Task details: Work out the number of lines in the records that include the word "icon"; reply with that number alone.

[Dataset rows describing interfaces]

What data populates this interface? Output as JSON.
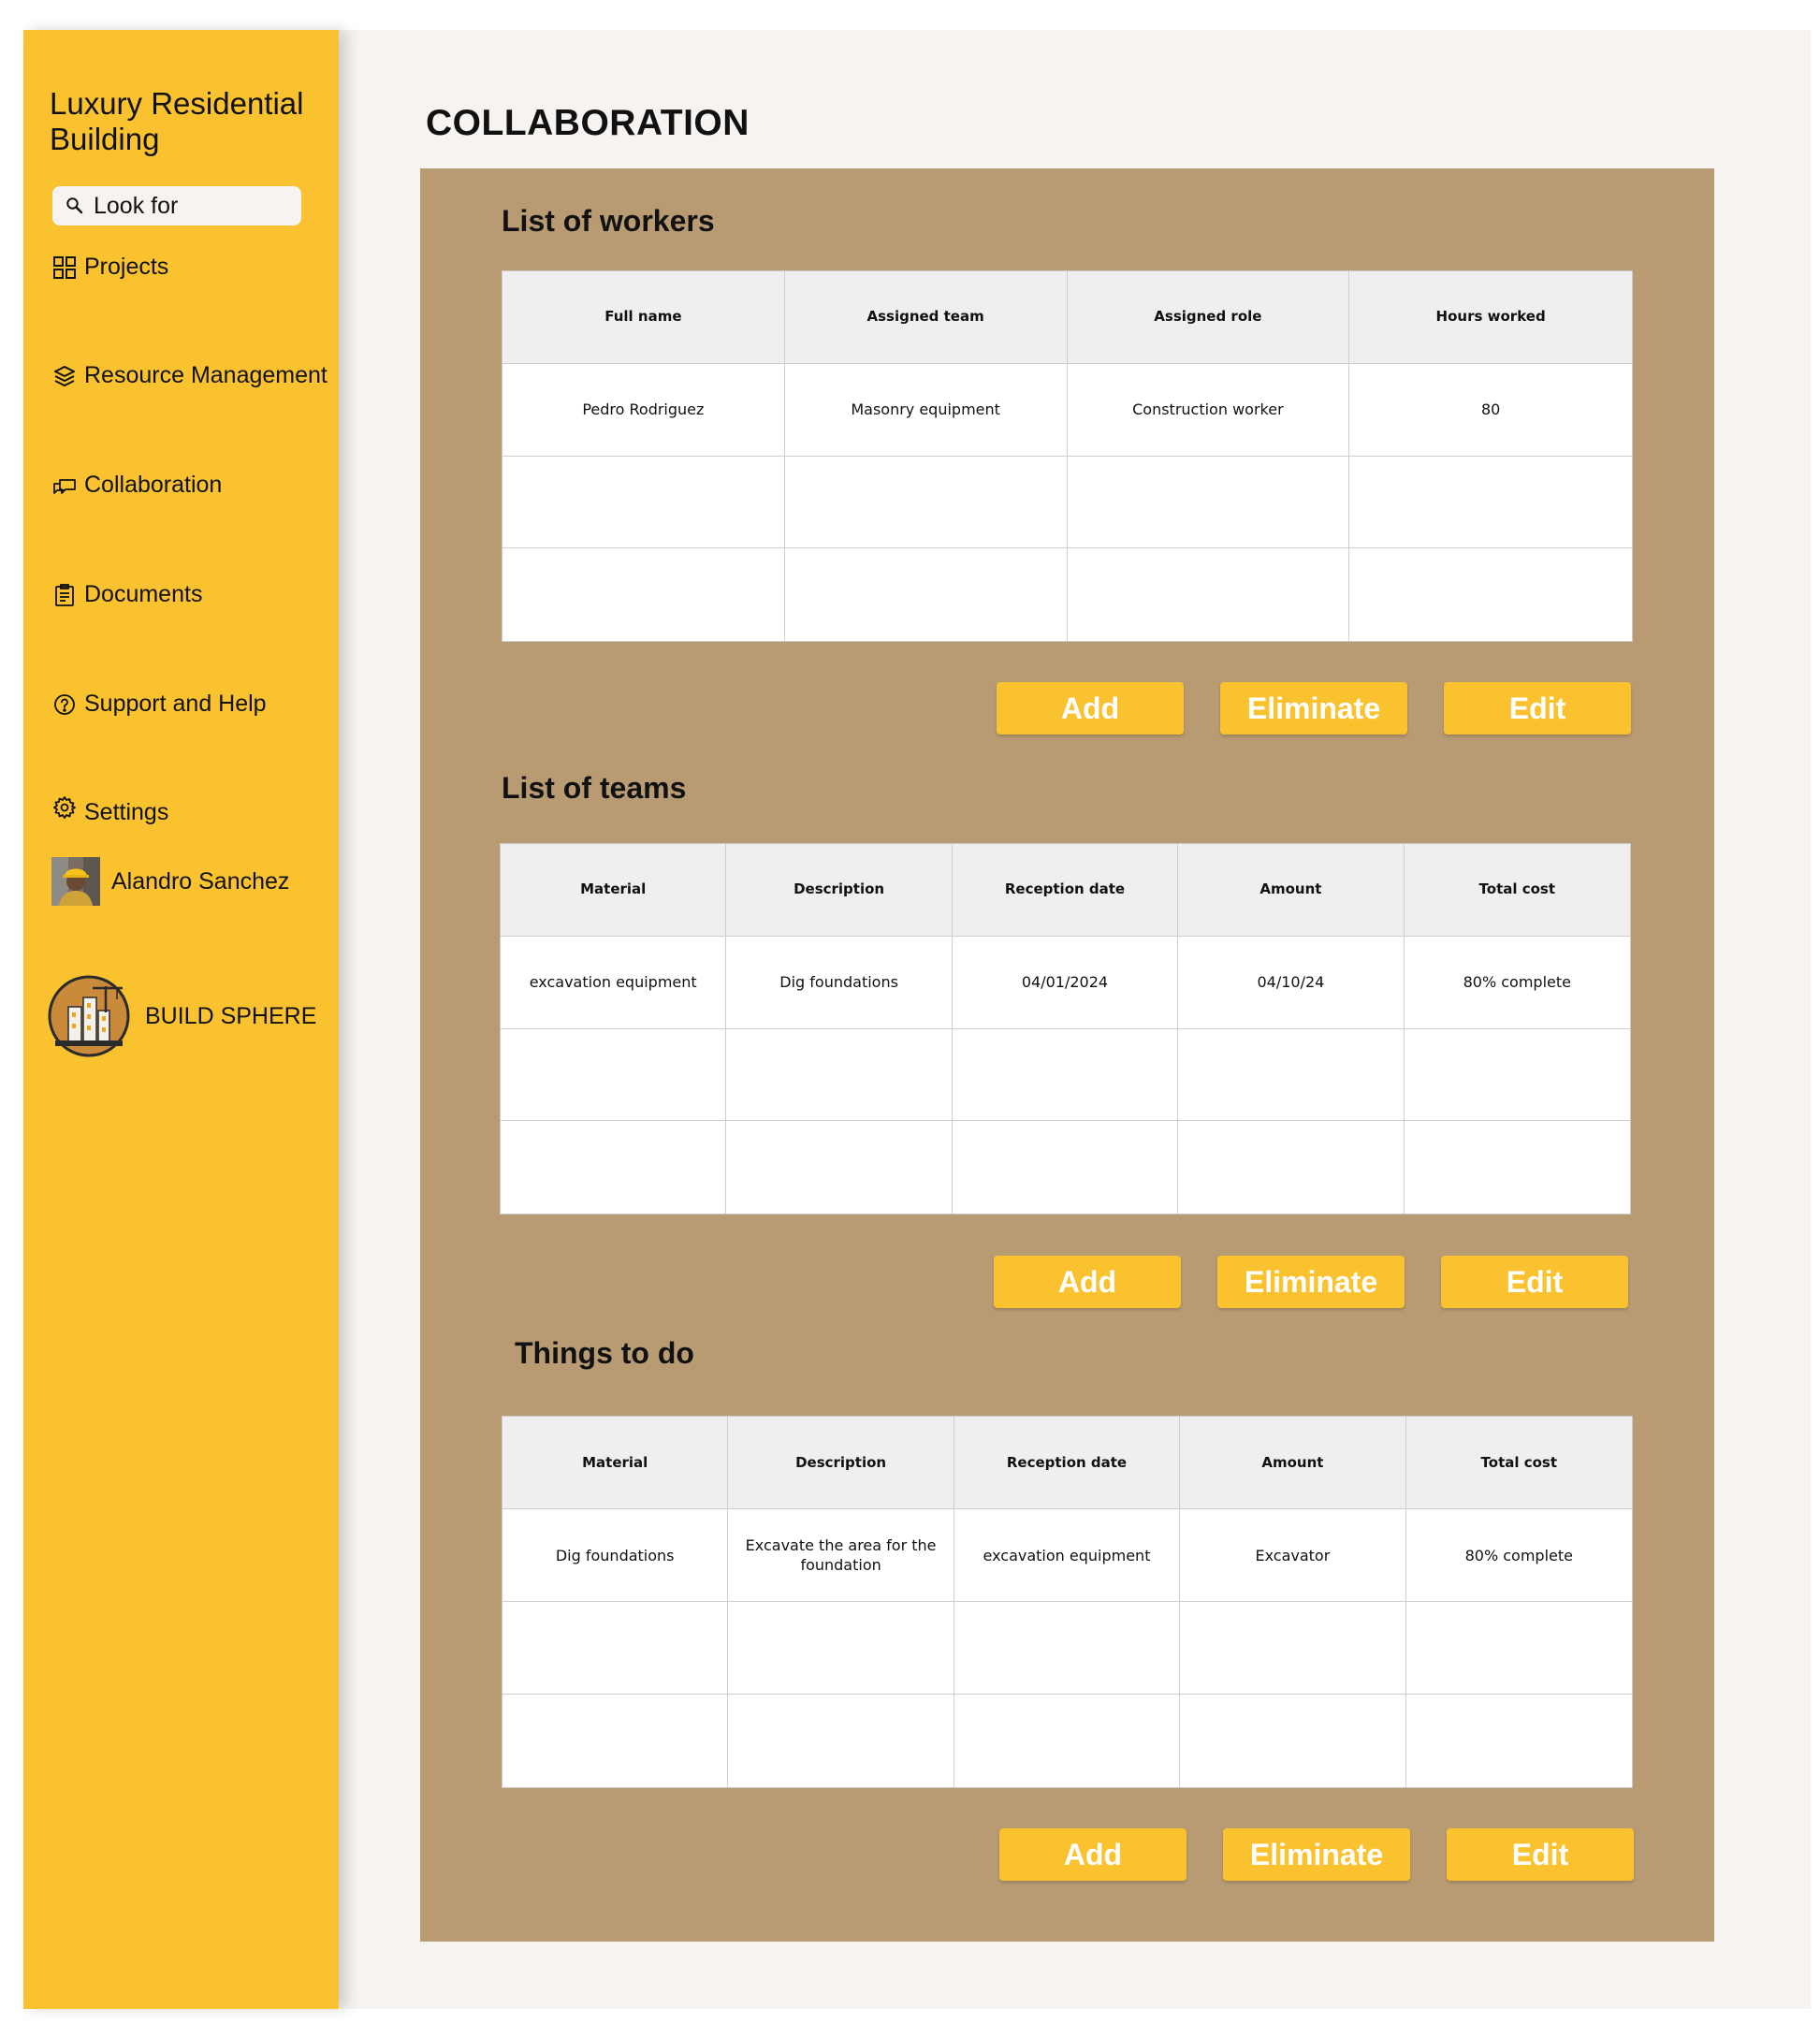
{
  "sidebar": {
    "project_title": "Luxury Residential Building",
    "search_placeholder": "Look for",
    "nav": [
      {
        "label": "Projects",
        "icon": "grid-icon"
      },
      {
        "label": "Resource Management",
        "icon": "layers-icon"
      },
      {
        "label": "Collaboration",
        "icon": "chat-icon"
      },
      {
        "label": "Documents",
        "icon": "clipboard-icon"
      },
      {
        "label": "Support and Help",
        "icon": "help-circle-icon"
      },
      {
        "label": "Settings",
        "icon": "gear-icon"
      }
    ],
    "user_name": "Alandro Sanchez",
    "brand_name": "BUILD SPHERE"
  },
  "page": {
    "title": "COLLABORATION"
  },
  "workers": {
    "title": "List of workers",
    "headers": [
      "Full name",
      "Assigned team",
      "Assigned role",
      "Hours worked"
    ],
    "rows": [
      [
        "Pedro Rodriguez",
        "Masonry equipment",
        "Construction worker",
        "80"
      ],
      [
        "",
        "",
        "",
        ""
      ],
      [
        "",
        "",
        "",
        ""
      ]
    ],
    "buttons": {
      "add": "Add",
      "eliminate": "Eliminate",
      "edit": "Edit"
    }
  },
  "teams": {
    "title": "List of teams",
    "headers": [
      "Material",
      "Description",
      "Reception date",
      "Amount",
      "Total cost"
    ],
    "rows": [
      [
        "excavation equipment",
        "Dig foundations",
        "04/01/2024",
        "04/10/24",
        "80% complete"
      ],
      [
        "",
        "",
        "",
        "",
        ""
      ],
      [
        "",
        "",
        "",
        "",
        ""
      ]
    ],
    "buttons": {
      "add": "Add",
      "eliminate": "Eliminate",
      "edit": "Edit"
    }
  },
  "todo": {
    "title": "Things to do",
    "headers": [
      "Material",
      "Description",
      "Reception date",
      "Amount",
      "Total cost"
    ],
    "rows": [
      [
        "Dig foundations",
        "Excavate the area for the foundation",
        "excavation equipment",
        "Excavator",
        "80% complete"
      ],
      [
        "",
        "",
        "",
        "",
        ""
      ],
      [
        "",
        "",
        "",
        "",
        ""
      ]
    ],
    "buttons": {
      "add": "Add",
      "eliminate": "Eliminate",
      "edit": "Edit"
    }
  },
  "colors": {
    "accent": "#fac22f",
    "panel": "#b89b73",
    "background": "#f6f3f1"
  }
}
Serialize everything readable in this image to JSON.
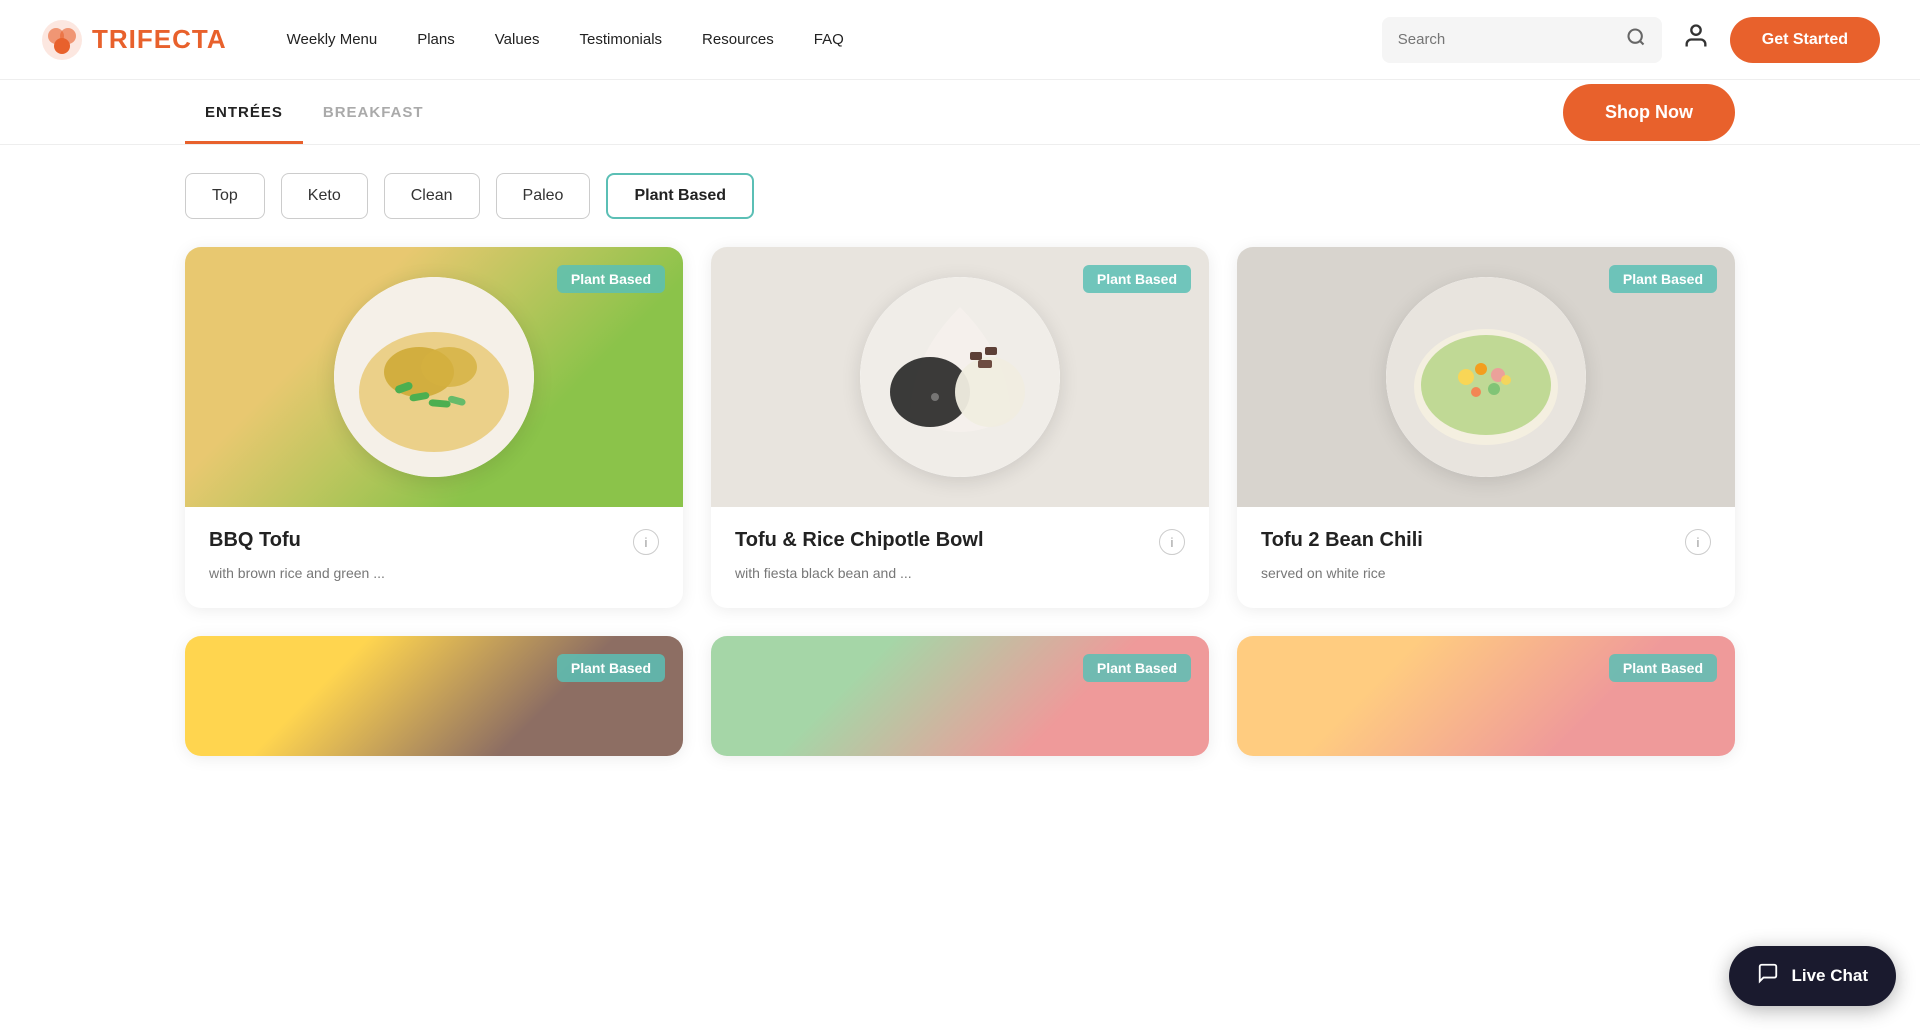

Final answer: 6